Purpose: We determine if histopathological factors of the primary penile tumor can stratify the risk of the development of inguinal lymph node metastases.
Materials and methods: Clinical records of 48 consecutive patients with squamous cell carcinoma of the penis who underwent resection of the primary lesion and either inguinal lymph node dissection or were observed for signs of recurrence (median followup 59 months) were reviewed. Parameters examined included pathological tumor stage, quantified depth of invasion and tumor thickness, histological and nuclear grade, percentage of poorly differentiated cancer in the primary tumor, number of mitoses and presence or absence of vascular invasion. Variables were compared in 18 lymph node positive and 30 lymph node negative cases.

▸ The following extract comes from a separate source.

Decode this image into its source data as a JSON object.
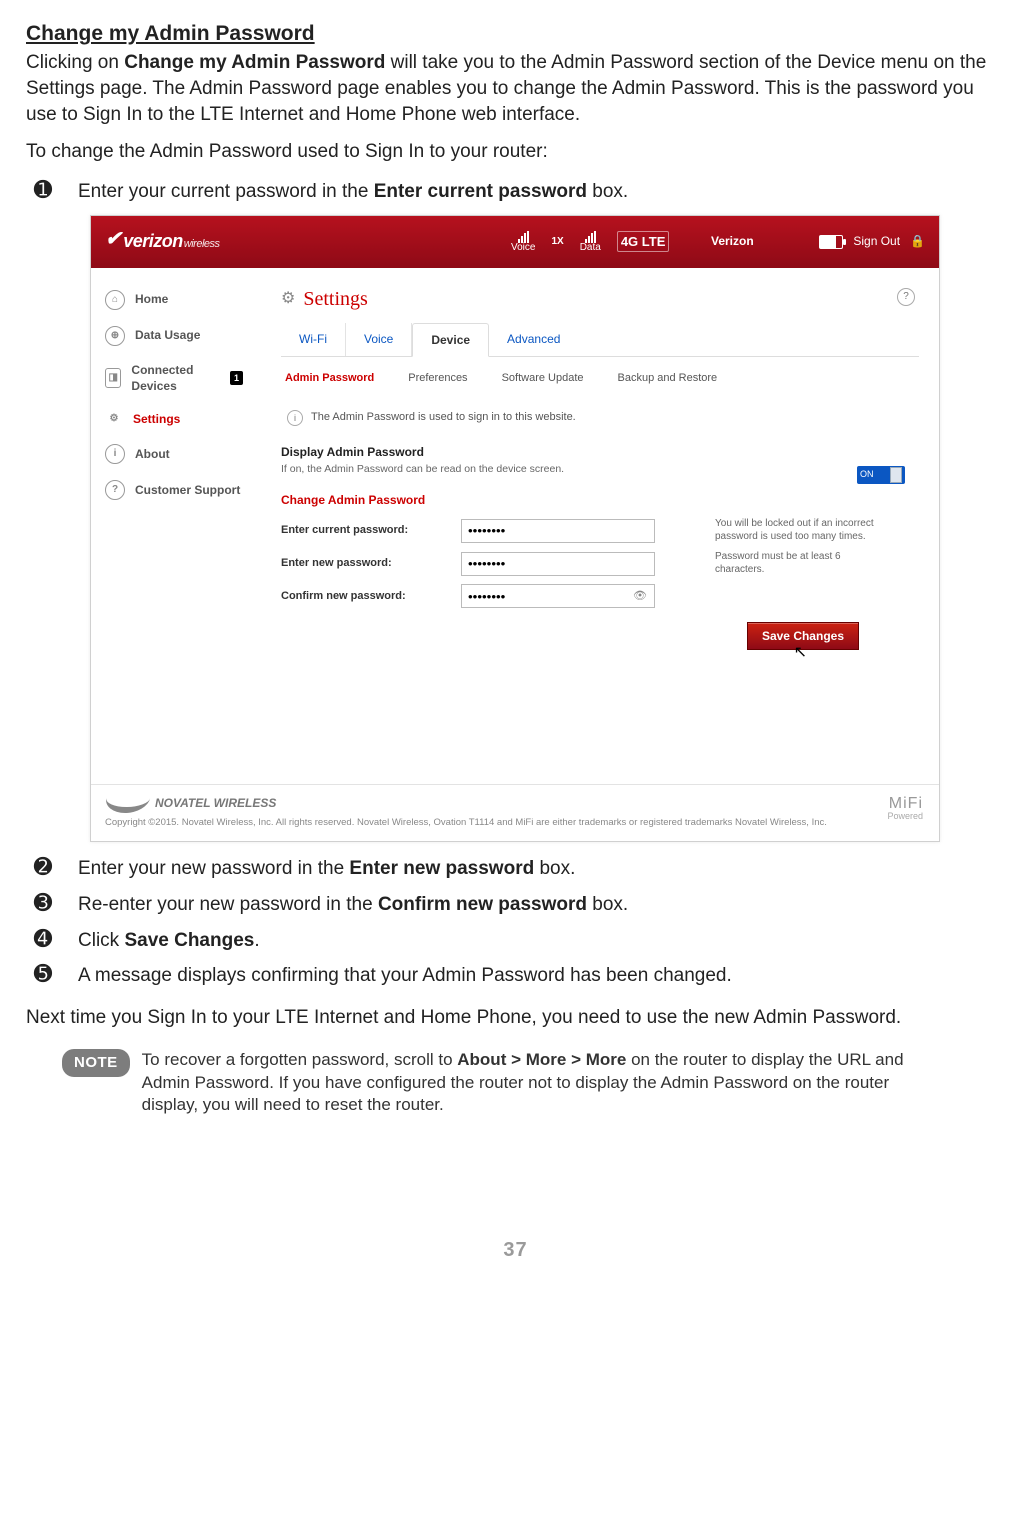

Results: Pathological tumor stage, vascular invasion and presence of greater than 50% poorly differentiated cancer were the strongest predictors of nodal metastasis on univariate and multivariate regression analyses. None of 15 pT1 tumors exhibited vascular invasion or lymph node metastases. Of 33 patients with pT2 or greater tumors 21 (64%) had vascular invasion and 18 (55%) had metastases. Only 4 of 25 patients (15%) with 50% or less poorly differentiated cancer in the penile tumor had metastases compared with 14 of 23 patients (61%) with greater than 50% poorly differentiated cancer (p = 0.001). No other variables tested were significantly different among the patient cohorts.
Conclusions: Pathological stage of the penile tumor, vascular invasion and greater than 50% poorly differentiated cancer were independent prognostic factors for inguinal lymph node metastasis. Prophylactic lymphadenectomy in compliant patients with pT1 lesions without vascular invasion and 50% or less poorly differentiated cancer does not appear warranted.